July 28, 2014

When Jeremy Romo was packed off to prison in 2012 for illegal possession of a firearm, he says he was as healthy as anyone, a construction worker who ran three miles each weekday and five miles on weekends.

By the time he was released in July 2013, the 34-year-old Manteca man says he had become a physical wreck, unable to run, suffering from joint pain and consigned to a life sentence of taking expensive medications to combat the Valley fever he contracted while in prison.

“This has just ruined my whole life,” Romo said. “This disease is incurable. You can never get rid of it.”

Hundreds of inmates have contracted Valley fever in recent years in an epidemic that has plagued state prisons in the Central Valley. The disease is more prevalent in that area of California and has contributed to the deaths of more than 30 inmates since 2005. Typically, symptoms of the disease include fatigue, fever, cough, night sweats, a shortness of breath and a rash on the upper body or legs.

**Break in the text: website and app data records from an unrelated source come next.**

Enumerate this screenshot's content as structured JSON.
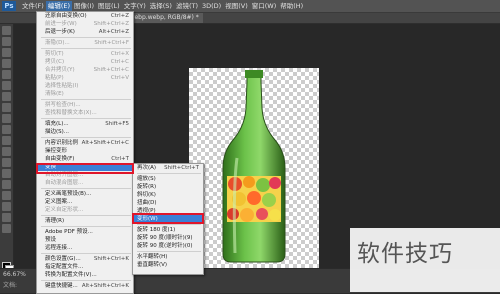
{
  "app": {
    "logo": "Ps"
  },
  "menubar": {
    "items": [
      "文件(F)",
      "编辑(E)",
      "图像(I)",
      "图层(L)",
      "文字(Y)",
      "选择(S)",
      "滤镜(T)",
      "3D(D)",
      "视图(V)",
      "窗口(W)",
      "帮助(H)"
    ],
    "active_index": 1
  },
  "document": {
    "tab_title": "67% (webp.webp, RGB/8#) *"
  },
  "status": {
    "zoom": "66.67%",
    "doc_info": "文档:"
  },
  "edit_menu": {
    "items": [
      {
        "label": "还原自由变换(O)",
        "shortcut": "Ctrl+Z",
        "disabled": false
      },
      {
        "label": "前进一步(W)",
        "shortcut": "Shift+Ctrl+Z",
        "disabled": true
      },
      {
        "label": "后退一步(K)",
        "shortcut": "Alt+Ctrl+Z",
        "disabled": false
      },
      {
        "sep": true
      },
      {
        "label": "渐隐(D)...",
        "shortcut": "Shift+Ctrl+F",
        "disabled": true
      },
      {
        "sep": true
      },
      {
        "label": "剪切(T)",
        "shortcut": "Ctrl+X",
        "disabled": true
      },
      {
        "label": "拷贝(C)",
        "shortcut": "Ctrl+C",
        "disabled": true
      },
      {
        "label": "合并拷贝(Y)",
        "shortcut": "Shift+Ctrl+C",
        "disabled": true
      },
      {
        "label": "粘贴(P)",
        "shortcut": "Ctrl+V",
        "disabled": true
      },
      {
        "label": "选择性粘贴(I)",
        "shortcut": "",
        "disabled": true
      },
      {
        "label": "清除(E)",
        "shortcut": "",
        "disabled": true
      },
      {
        "sep": true
      },
      {
        "label": "拼写检查(H)...",
        "shortcut": "",
        "disabled": true
      },
      {
        "label": "查找和替换文本(X)...",
        "shortcut": "",
        "disabled": true
      },
      {
        "sep": true
      },
      {
        "label": "填充(L)...",
        "shortcut": "Shift+F5",
        "disabled": false
      },
      {
        "label": "描边(S)...",
        "shortcut": "",
        "disabled": false
      },
      {
        "sep": true
      },
      {
        "label": "内容识别比例",
        "shortcut": "Alt+Shift+Ctrl+C",
        "disabled": false
      },
      {
        "label": "操控变形",
        "shortcut": "",
        "disabled": false
      },
      {
        "label": "自由变换(F)",
        "shortcut": "Ctrl+T",
        "disabled": false
      },
      {
        "label": "变换",
        "shortcut": "",
        "disabled": false,
        "highlight": true
      },
      {
        "label": "自动对齐图层...",
        "shortcut": "",
        "disabled": true
      },
      {
        "label": "自动混合图层...",
        "shortcut": "",
        "disabled": true
      },
      {
        "sep": true
      },
      {
        "label": "定义画笔预设(B)...",
        "shortcut": "",
        "disabled": false
      },
      {
        "label": "定义图案...",
        "shortcut": "",
        "disabled": false
      },
      {
        "label": "定义自定形状...",
        "shortcut": "",
        "disabled": true
      },
      {
        "sep": true
      },
      {
        "label": "清理(R)",
        "shortcut": "",
        "disabled": false
      },
      {
        "sep": true
      },
      {
        "label": "Adobe PDF 预设...",
        "shortcut": "",
        "disabled": false
      },
      {
        "label": "预设",
        "shortcut": "",
        "disabled": false
      },
      {
        "label": "远程连接...",
        "shortcut": "",
        "disabled": false
      },
      {
        "sep": true
      },
      {
        "label": "颜色设置(G)...",
        "shortcut": "Shift+Ctrl+K",
        "disabled": false
      },
      {
        "label": "指定配置文件...",
        "shortcut": "",
        "disabled": false
      },
      {
        "label": "转换为配置文件(V)...",
        "shortcut": "",
        "disabled": false
      },
      {
        "sep": true
      },
      {
        "label": "键盘快捷键...",
        "shortcut": "Alt+Shift+Ctrl+K",
        "disabled": false
      }
    ]
  },
  "transform_menu": {
    "items": [
      {
        "label": "再次(A)",
        "shortcut": "Shift+Ctrl+T"
      },
      {
        "sep": true
      },
      {
        "label": "缩放(S)",
        "shortcut": ""
      },
      {
        "label": "旋转(R)",
        "shortcut": ""
      },
      {
        "label": "斜切(K)",
        "shortcut": ""
      },
      {
        "label": "扭曲(D)",
        "shortcut": ""
      },
      {
        "label": "透视(P)",
        "shortcut": ""
      },
      {
        "label": "变形(W)",
        "shortcut": "",
        "highlight": true
      },
      {
        "sep": true
      },
      {
        "label": "旋转 180 度(1)",
        "shortcut": ""
      },
      {
        "label": "旋转 90 度(顺时针)(9)",
        "shortcut": ""
      },
      {
        "label": "旋转 90 度(逆时针)(0)",
        "shortcut": ""
      },
      {
        "sep": true
      },
      {
        "label": "水平翻转(H)",
        "shortcut": ""
      },
      {
        "label": "垂直翻转(V)",
        "shortcut": ""
      }
    ]
  },
  "watermark": {
    "text": "软件技巧"
  }
}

Read more in The Sacramento Bee.

Photo courtesy of The Sacramento Bee.